Of all the great Hindu reformers, Kabir have had the greatest influence among the uneducated classes of Northern and Central India. He was described as the Indian Luther. The number of those who are under the influence of Kabir is great.
by B. Srinivasa Murthy (tr.) - Long Beach Publications
The Bhagavad Gita, the ancient gospel of Hinduism, has been given a contemporary translation by B. Srinivasa Murthy. This translation, direct from the Sanskrit, is vivid and easily understood, while remaining true to the spirit of the original text.
India has a rich and diverse philosophical tradition dating back to the composition of the Upanisads in the later Vedic period. According to Radhakrishnan, the oldest of these constitute the earliest philosophical compositions of the world.
by Romesh C. Dutt - Dent
Mahabharata relates to a great war in which all the warlike races of Northern India took a share, and may be compared to the Iliad.

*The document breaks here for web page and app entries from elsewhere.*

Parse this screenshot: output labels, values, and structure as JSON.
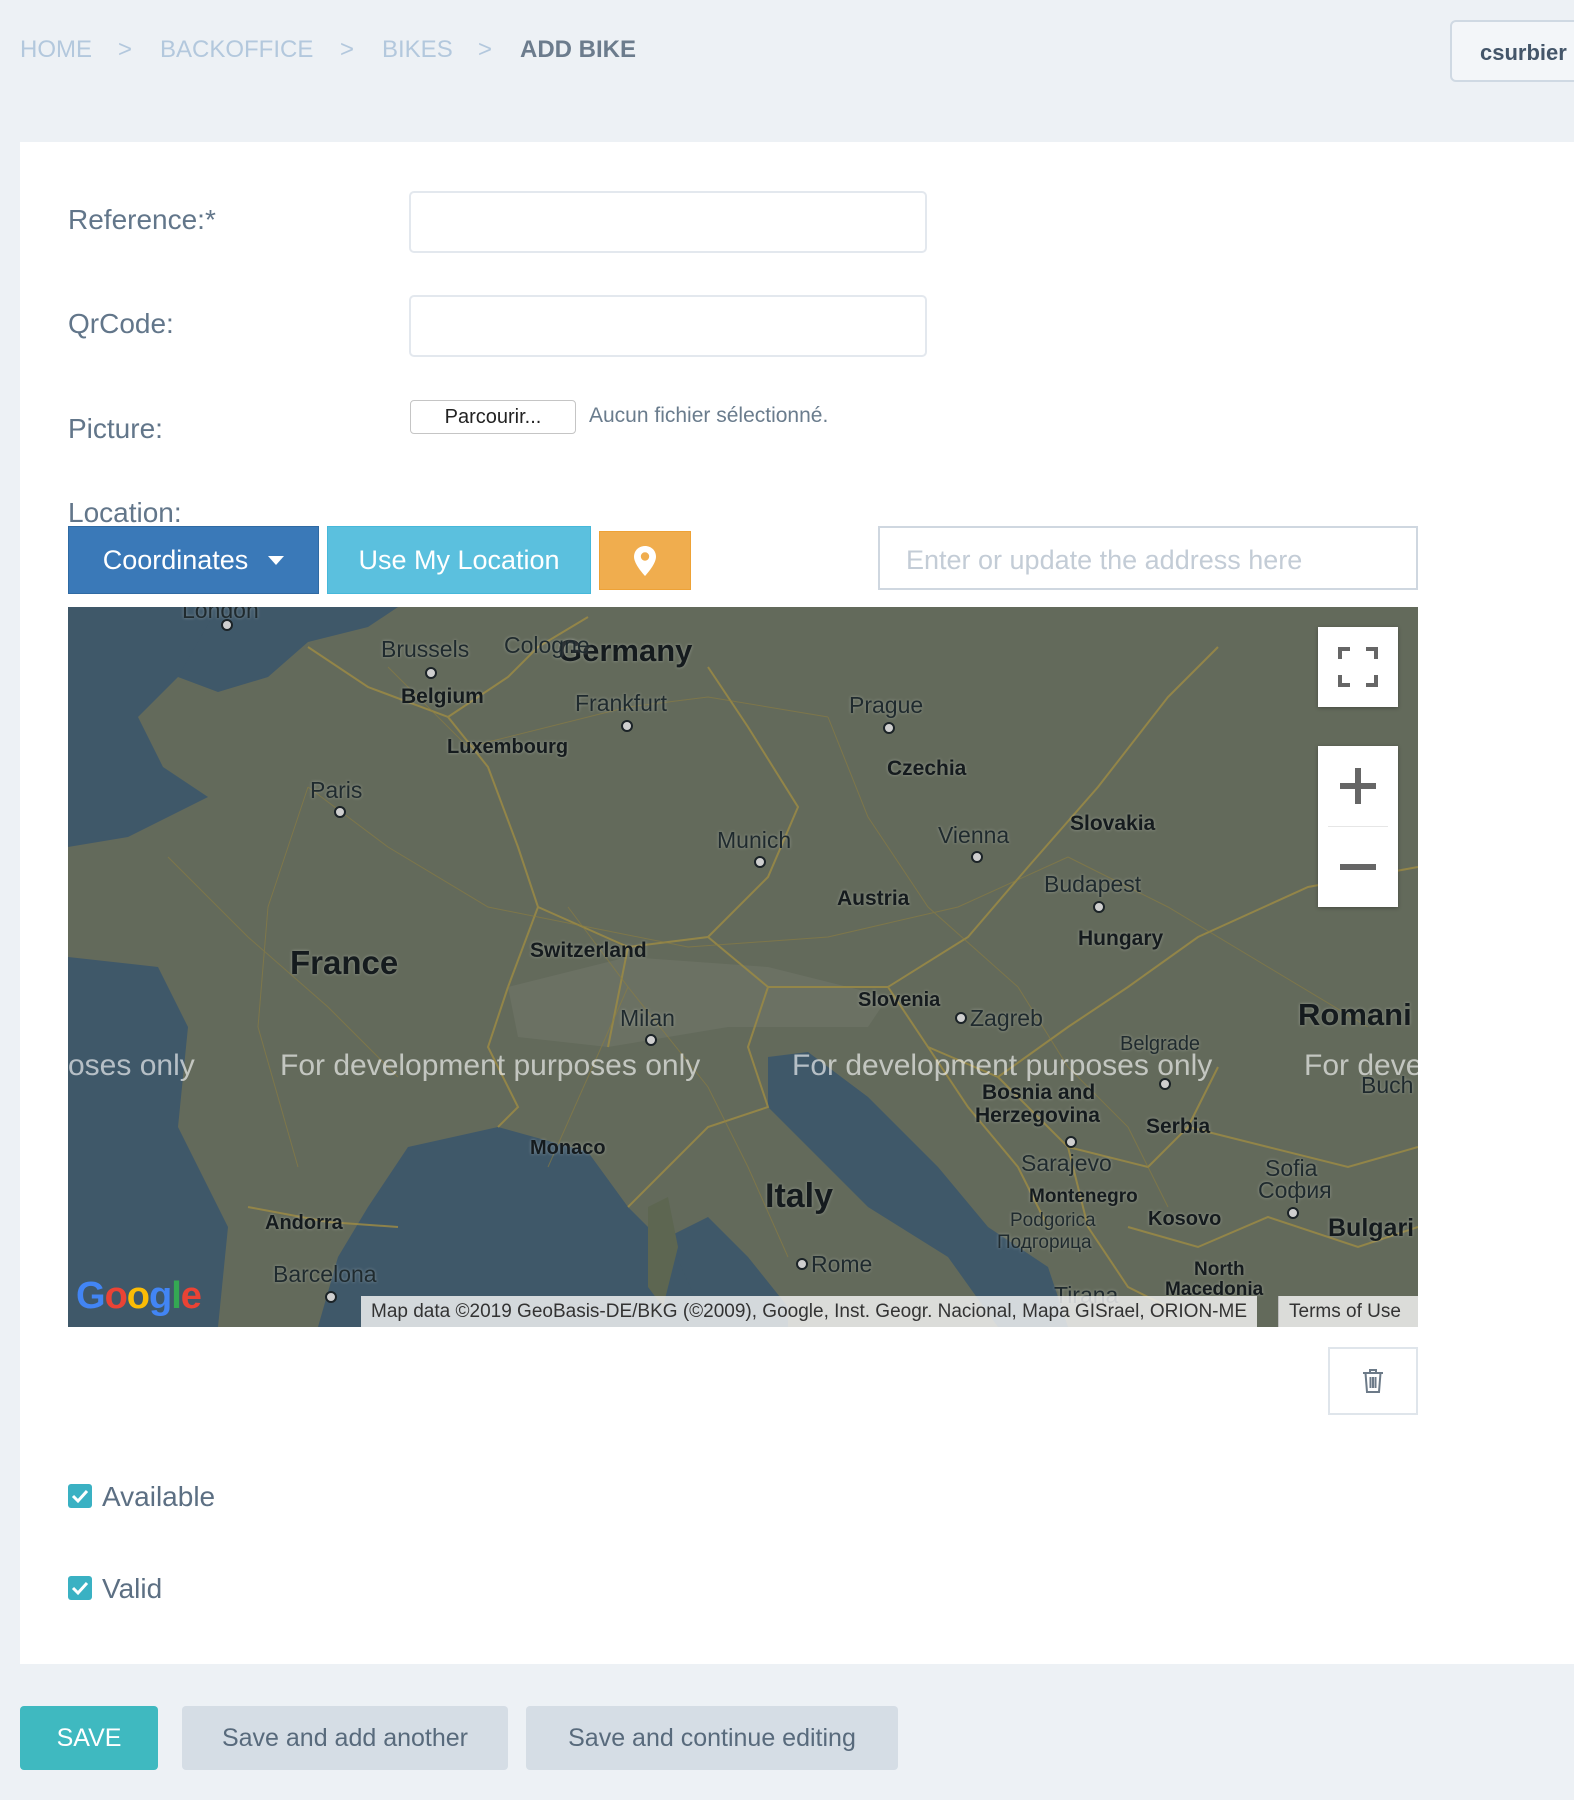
{
  "breadcrumb": {
    "items": [
      "HOME",
      "BACKOFFICE",
      "BIKES"
    ],
    "current": "ADD BIKE",
    "separator": ">"
  },
  "user": {
    "name": "csurbier"
  },
  "form": {
    "reference_label": "Reference:*",
    "qrcode_label": "QrCode:",
    "picture_label": "Picture:",
    "browse_label": "Parcourir...",
    "file_status": "Aucun fichier sélectionné.",
    "location_label": "Location:",
    "coordinates_label": "Coordinates",
    "use_my_location_label": "Use My Location",
    "address_placeholder": "Enter or update the address here",
    "available_label": "Available",
    "available_checked": true,
    "valid_label": "Valid",
    "valid_checked": true
  },
  "map": {
    "cities": [
      "London",
      "Brussels",
      "Cologne",
      "Frankfurt",
      "Prague",
      "Paris",
      "Munich",
      "Vienna",
      "Budapest",
      "Milan",
      "Zagreb",
      "Belgrade",
      "Buch",
      "Sarajevo",
      "Podgorica",
      "Подгорица",
      "Sofia",
      "София",
      "Rome",
      "Barcelona",
      "Tirana"
    ],
    "countries": [
      "Germany",
      "Belgium",
      "Luxembourg",
      "Czechia",
      "Slovakia",
      "Austria",
      "Hungary",
      "France",
      "Switzerland",
      "Slovenia",
      "Romani",
      "Bosnia and",
      "Herzegovina",
      "Serbia",
      "Monaco",
      "Italy",
      "Montenegro",
      "Kosovo",
      "Bulgari",
      "Andorra",
      "North",
      "Macedonia"
    ],
    "watermark": [
      "oses only",
      "For development purposes only",
      "For development purposes only",
      "For deve"
    ],
    "attribution": "Map data ©2019 GeoBasis-DE/BKG (©2009), Google, Inst. Geogr. Nacional, Mapa GISrael, ORION-ME",
    "terms": "Terms of Use",
    "logo": "Google"
  },
  "actions": {
    "save": "SAVE",
    "save_add": "Save and add another",
    "save_continue": "Save and continue editing"
  },
  "colors": {
    "primary": "#3a79b8",
    "info": "#5bc0de",
    "warning": "#f0ad4e",
    "teal": "#3fb9c0"
  }
}
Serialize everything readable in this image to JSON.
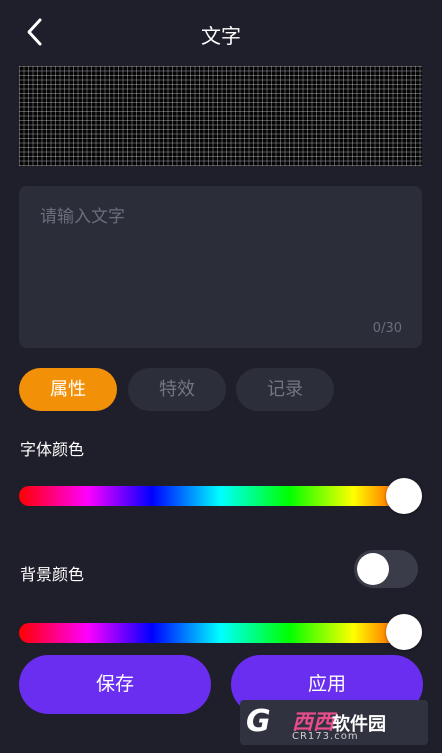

The vast mass of legends and poetry, accumulated during centuries, was cast in a narrative called the Maha-bharata.